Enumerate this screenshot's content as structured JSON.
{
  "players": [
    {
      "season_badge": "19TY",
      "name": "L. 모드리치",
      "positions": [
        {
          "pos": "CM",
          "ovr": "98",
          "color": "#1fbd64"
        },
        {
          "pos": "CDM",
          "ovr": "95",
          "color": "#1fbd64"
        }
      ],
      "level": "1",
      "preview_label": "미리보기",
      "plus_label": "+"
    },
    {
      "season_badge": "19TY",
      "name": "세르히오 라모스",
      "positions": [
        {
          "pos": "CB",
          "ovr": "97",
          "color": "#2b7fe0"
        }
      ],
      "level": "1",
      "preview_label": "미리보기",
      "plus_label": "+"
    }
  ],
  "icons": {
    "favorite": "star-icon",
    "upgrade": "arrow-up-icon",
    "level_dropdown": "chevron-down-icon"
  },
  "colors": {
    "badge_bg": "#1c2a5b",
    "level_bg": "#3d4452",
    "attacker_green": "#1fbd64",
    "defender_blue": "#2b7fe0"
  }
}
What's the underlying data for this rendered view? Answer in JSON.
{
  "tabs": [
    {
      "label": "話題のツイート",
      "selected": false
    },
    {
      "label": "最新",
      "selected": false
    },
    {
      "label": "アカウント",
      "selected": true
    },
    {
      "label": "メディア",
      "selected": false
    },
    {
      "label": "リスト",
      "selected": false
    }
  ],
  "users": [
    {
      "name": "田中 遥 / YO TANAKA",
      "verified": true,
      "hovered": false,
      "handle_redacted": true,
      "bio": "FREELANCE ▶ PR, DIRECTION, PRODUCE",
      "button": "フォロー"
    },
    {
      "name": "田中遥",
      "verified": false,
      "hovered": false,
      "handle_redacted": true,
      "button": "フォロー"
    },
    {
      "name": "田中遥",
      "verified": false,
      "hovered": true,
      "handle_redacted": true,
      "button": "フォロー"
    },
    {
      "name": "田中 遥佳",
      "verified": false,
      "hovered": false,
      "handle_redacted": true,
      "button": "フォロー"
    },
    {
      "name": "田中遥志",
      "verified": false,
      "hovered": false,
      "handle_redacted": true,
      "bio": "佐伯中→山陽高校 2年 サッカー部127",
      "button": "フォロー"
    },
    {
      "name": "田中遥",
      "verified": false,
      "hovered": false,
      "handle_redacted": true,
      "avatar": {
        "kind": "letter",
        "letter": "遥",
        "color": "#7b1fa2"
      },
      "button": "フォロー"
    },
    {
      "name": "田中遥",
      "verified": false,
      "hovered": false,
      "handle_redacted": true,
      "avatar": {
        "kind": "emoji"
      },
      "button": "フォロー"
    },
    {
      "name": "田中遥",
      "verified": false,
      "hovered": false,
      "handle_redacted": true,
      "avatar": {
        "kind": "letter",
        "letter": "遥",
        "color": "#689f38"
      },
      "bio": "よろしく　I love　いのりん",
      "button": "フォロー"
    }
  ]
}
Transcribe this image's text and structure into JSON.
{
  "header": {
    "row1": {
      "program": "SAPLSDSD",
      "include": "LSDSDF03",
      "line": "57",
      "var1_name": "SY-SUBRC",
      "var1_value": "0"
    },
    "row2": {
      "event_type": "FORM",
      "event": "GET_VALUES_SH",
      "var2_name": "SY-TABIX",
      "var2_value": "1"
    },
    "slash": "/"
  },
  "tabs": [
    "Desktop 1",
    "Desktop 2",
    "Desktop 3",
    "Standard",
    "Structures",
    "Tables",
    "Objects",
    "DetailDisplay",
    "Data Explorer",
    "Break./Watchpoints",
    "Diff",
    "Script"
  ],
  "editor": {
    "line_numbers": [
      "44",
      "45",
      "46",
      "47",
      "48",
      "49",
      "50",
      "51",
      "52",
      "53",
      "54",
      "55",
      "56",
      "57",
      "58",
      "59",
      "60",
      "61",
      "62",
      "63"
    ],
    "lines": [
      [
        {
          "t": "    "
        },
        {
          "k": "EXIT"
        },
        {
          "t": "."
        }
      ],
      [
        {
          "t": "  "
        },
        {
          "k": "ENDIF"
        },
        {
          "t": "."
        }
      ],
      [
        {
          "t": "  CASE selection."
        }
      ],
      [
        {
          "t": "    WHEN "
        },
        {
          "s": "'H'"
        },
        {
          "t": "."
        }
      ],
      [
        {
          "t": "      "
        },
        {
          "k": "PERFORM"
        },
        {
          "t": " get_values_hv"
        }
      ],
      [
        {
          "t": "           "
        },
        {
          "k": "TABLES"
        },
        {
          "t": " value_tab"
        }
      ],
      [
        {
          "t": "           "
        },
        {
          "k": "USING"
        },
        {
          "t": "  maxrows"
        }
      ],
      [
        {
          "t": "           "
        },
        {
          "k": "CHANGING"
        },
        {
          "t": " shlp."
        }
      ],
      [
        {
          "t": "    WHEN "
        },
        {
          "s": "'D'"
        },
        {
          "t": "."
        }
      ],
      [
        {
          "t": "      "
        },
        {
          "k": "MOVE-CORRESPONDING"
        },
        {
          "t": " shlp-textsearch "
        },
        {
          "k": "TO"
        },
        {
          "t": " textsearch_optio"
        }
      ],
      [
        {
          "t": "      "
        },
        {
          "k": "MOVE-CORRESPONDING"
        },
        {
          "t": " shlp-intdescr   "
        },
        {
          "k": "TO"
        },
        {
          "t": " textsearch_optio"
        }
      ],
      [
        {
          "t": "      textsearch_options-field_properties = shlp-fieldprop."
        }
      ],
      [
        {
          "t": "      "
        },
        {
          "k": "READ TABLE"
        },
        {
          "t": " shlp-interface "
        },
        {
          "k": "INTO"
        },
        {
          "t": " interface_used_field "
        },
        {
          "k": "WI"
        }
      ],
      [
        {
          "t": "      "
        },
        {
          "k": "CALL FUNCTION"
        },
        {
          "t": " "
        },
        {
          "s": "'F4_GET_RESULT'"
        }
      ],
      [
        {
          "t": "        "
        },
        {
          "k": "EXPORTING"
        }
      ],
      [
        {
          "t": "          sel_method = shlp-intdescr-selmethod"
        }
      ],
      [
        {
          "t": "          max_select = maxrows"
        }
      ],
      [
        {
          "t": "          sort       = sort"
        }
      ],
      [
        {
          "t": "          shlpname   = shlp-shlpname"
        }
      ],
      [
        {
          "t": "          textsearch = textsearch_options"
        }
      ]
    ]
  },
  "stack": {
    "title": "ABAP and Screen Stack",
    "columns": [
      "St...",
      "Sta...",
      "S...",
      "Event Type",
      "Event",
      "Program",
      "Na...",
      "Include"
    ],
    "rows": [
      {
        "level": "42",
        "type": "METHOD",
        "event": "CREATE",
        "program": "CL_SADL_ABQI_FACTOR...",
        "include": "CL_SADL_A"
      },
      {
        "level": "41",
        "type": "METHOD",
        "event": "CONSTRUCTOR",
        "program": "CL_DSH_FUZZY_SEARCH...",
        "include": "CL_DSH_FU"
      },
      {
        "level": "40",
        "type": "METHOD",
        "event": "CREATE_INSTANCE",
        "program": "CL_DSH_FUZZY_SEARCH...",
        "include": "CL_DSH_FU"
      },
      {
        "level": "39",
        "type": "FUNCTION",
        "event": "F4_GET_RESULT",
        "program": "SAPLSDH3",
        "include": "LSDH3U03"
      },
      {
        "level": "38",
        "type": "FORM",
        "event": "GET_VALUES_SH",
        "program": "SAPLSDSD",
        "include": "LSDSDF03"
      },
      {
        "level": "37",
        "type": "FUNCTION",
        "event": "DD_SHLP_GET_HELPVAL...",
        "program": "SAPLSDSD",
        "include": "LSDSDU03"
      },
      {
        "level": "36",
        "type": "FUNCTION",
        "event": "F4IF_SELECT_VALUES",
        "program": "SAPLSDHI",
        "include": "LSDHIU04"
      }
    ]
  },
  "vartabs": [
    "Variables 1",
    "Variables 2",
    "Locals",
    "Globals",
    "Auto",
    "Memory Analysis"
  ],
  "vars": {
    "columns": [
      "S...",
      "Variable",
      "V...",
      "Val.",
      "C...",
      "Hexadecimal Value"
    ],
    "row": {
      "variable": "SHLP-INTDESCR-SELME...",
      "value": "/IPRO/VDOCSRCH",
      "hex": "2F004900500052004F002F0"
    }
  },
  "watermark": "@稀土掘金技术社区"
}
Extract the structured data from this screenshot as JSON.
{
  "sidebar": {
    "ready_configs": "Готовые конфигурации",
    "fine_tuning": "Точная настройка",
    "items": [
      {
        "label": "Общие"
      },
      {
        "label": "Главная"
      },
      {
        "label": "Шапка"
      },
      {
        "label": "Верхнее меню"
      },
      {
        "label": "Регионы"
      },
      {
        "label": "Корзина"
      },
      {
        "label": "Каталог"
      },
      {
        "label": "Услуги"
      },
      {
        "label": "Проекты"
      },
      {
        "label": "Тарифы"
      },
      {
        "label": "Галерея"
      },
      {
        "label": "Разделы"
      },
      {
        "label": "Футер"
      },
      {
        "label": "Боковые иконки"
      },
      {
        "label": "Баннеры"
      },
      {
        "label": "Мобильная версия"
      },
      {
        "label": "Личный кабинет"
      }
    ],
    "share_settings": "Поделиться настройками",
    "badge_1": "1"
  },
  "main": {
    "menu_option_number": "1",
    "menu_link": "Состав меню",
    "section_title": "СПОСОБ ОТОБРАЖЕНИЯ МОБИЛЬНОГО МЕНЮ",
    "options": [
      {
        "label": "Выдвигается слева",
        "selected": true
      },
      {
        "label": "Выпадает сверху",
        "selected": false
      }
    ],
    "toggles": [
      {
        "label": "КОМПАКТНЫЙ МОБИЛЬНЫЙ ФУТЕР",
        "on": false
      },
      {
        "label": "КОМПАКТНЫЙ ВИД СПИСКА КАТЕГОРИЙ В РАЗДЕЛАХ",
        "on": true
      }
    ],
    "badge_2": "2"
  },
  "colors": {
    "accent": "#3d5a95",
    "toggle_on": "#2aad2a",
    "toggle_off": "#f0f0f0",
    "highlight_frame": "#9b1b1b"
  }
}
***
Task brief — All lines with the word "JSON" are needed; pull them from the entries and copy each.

Response below —
Enumerate this screenshot's content as structured JSON.
What's the underlying data for this rendered view? Answer in JSON.
Transcribe this image's text and structure into JSON.
Extract the structured data from this screenshot as JSON.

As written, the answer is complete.